**TASK GOAL**. Copy the complete listing exactly as shown.

**AVAILABLE DATA**.
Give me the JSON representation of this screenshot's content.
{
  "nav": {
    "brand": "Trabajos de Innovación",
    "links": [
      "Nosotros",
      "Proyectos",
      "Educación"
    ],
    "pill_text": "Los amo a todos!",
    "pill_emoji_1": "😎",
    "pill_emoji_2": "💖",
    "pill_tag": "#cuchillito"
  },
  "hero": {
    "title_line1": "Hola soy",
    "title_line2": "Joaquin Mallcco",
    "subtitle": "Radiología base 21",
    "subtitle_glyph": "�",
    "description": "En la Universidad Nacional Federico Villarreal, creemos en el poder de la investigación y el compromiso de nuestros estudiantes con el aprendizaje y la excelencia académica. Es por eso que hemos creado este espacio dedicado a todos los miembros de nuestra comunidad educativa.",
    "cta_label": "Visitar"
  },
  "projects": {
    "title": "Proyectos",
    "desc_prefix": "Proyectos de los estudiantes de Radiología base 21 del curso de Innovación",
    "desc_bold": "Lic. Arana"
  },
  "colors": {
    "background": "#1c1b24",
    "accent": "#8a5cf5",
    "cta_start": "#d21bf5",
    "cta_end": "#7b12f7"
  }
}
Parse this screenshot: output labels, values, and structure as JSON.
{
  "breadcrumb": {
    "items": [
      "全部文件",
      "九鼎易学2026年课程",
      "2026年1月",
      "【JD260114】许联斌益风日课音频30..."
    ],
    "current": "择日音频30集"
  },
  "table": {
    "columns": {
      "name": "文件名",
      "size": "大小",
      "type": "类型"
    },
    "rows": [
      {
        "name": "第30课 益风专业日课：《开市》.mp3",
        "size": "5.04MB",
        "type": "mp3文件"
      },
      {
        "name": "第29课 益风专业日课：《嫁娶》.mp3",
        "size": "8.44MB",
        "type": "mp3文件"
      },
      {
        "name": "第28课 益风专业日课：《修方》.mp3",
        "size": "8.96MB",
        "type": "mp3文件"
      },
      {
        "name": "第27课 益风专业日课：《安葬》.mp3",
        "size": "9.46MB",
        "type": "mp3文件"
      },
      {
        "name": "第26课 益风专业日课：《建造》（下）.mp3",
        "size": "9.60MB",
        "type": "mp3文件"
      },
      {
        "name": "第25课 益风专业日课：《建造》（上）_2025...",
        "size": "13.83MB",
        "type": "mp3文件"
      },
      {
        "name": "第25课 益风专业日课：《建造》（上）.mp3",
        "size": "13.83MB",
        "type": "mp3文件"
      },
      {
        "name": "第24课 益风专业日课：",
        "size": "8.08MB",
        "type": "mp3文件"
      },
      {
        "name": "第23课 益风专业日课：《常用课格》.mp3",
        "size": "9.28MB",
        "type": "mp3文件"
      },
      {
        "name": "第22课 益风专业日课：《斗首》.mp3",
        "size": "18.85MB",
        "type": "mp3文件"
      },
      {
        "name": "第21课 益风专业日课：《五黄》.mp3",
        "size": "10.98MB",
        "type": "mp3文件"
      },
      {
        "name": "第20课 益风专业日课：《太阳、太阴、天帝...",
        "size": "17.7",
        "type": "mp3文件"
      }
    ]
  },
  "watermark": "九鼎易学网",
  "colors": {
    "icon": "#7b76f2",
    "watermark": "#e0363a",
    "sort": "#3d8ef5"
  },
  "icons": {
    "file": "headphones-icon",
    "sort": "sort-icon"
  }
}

**RESPONSE**.
Give me the JSON representation of this screenshot's content.
{
  "nav": {
    "brand": "Trabajos de Innovación",
    "links": [
      "Nosotros",
      "Proyectos",
      "Educación"
    ],
    "pill_text": "Los amo a todos!",
    "pill_emoji_1": "😎",
    "pill_emoji_2": "💖",
    "pill_tag": "#cuchillito"
  },
  "hero": {
    "title_line1": "Hola soy",
    "title_line2": "Joaquin Mallcco",
    "subtitle": "Radiología base 21",
    "subtitle_glyph": "�",
    "description": "En la Universidad Nacional Federico Villarreal, creemos en el poder de la investigación y el compromiso de nuestros estudiantes con el aprendizaje y la excelencia académica. Es por eso que hemos creado este espacio dedicado a todos los miembros de nuestra comunidad educativa.",
    "cta_label": "Visitar"
  },
  "projects": {
    "title": "Proyectos",
    "desc_prefix": "Proyectos de los estudiantes de Radiología base 21 del curso de Innovación",
    "desc_bold": "Lic. Arana"
  },
  "colors": {
    "background": "#1c1b24",
    "accent": "#8a5cf5",
    "cta_start": "#d21bf5",
    "cta_end": "#7b12f7"
  }
}
Parse this screenshot: output labels, values, and structure as JSON.
{
  "breadcrumb": {
    "items": [
      "全部文件",
      "九鼎易学2026年课程",
      "2026年1月",
      "【JD260114】许联斌益风日课音频30..."
    ],
    "current": "择日音频30集"
  },
  "table": {
    "columns": {
      "name": "文件名",
      "size": "大小",
      "type": "类型"
    },
    "rows": [
      {
        "name": "第30课 益风专业日课：《开市》.mp3",
        "size": "5.04MB",
        "type": "mp3文件"
      },
      {
        "name": "第29课 益风专业日课：《嫁娶》.mp3",
        "size": "8.44MB",
        "type": "mp3文件"
      },
      {
        "name": "第28课 益风专业日课：《修方》.mp3",
        "size": "8.96MB",
        "type": "mp3文件"
      },
      {
        "name": "第27课 益风专业日课：《安葬》.mp3",
        "size": "9.46MB",
        "type": "mp3文件"
      },
      {
        "name": "第26课 益风专业日课：《建造》（下）.mp3",
        "size": "9.60MB",
        "type": "mp3文件"
      },
      {
        "name": "第25课 益风专业日课：《建造》（上）_2025...",
        "size": "13.83MB",
        "type": "mp3文件"
      },
      {
        "name": "第25课 益风专业日课：《建造》（上）.mp3",
        "size": "13.83MB",
        "type": "mp3文件"
      },
      {
        "name": "第24课 益风专业日课：",
        "size": "8.08MB",
        "type": "mp3文件"
      },
      {
        "name": "第23课 益风专业日课：《常用课格》.mp3",
        "size": "9.28MB",
        "type": "mp3文件"
      },
      {
        "name": "第22课 益风专业日课：《斗首》.mp3",
        "size": "18.85MB",
        "type": "mp3文件"
      },
      {
        "name": "第21课 益风专业日课：《五黄》.mp3",
        "size": "10.98MB",
        "type": "mp3文件"
      },
      {
        "name": "第20课 益风专业日课：《太阳、太阴、天帝...",
        "size": "17.7",
        "type": "mp3文件"
      }
    ]
  },
  "watermark": "九鼎易学网",
  "colors": {
    "icon": "#7b76f2",
    "watermark": "#e0363a",
    "sort": "#3d8ef5"
  },
  "icons": {
    "file": "headphones-icon",
    "sort": "sort-icon"
  }
}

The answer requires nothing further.